### Work to complete
Show, in full, each line of the data that contains "JSON".

Items listed in a dataset:
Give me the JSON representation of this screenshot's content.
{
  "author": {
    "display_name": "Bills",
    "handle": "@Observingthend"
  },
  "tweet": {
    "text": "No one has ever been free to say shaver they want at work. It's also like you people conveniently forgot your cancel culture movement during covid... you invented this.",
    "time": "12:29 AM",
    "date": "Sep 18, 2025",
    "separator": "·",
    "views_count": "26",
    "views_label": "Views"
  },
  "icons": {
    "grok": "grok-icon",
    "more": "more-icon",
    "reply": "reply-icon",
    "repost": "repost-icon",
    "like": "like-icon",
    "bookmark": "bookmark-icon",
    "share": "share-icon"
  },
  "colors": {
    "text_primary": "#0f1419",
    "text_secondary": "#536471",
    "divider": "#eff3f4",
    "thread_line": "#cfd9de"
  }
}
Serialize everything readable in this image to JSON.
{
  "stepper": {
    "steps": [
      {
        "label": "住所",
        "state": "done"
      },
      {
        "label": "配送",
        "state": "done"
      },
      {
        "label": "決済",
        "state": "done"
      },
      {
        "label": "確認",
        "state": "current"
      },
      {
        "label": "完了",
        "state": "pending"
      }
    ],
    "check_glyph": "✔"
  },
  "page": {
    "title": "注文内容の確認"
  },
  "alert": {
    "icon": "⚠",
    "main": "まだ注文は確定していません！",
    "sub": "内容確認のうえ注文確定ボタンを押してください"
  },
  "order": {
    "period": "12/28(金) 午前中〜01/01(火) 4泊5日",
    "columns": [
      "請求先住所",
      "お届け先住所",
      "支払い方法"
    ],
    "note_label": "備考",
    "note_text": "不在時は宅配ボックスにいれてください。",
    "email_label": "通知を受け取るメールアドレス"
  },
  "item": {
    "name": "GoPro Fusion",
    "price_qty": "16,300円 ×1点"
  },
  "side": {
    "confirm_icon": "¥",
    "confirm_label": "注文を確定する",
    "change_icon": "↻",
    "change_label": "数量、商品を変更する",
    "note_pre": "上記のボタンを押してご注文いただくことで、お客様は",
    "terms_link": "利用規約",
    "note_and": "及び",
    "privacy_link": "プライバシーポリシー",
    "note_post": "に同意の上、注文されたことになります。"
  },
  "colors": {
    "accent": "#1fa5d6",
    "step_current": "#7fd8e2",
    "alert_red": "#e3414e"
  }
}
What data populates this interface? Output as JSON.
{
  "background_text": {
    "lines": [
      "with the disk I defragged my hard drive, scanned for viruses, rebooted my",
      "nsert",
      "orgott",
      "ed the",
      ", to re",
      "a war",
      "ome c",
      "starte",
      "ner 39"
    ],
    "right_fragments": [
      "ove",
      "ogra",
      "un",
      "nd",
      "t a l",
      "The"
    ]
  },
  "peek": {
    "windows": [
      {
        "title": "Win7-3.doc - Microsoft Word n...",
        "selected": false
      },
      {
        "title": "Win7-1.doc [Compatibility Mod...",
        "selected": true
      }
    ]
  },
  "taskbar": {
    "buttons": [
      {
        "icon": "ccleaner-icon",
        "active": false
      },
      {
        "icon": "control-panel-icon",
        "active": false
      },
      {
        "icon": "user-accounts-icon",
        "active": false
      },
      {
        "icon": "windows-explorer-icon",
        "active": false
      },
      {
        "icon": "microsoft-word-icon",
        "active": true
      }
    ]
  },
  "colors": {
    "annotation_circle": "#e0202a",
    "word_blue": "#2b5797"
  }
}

### Answer to this task
Give me the JSON representation of this screenshot's content.
Serialize everything readable in this image to JSON.
What data populates this interface? Output as JSON.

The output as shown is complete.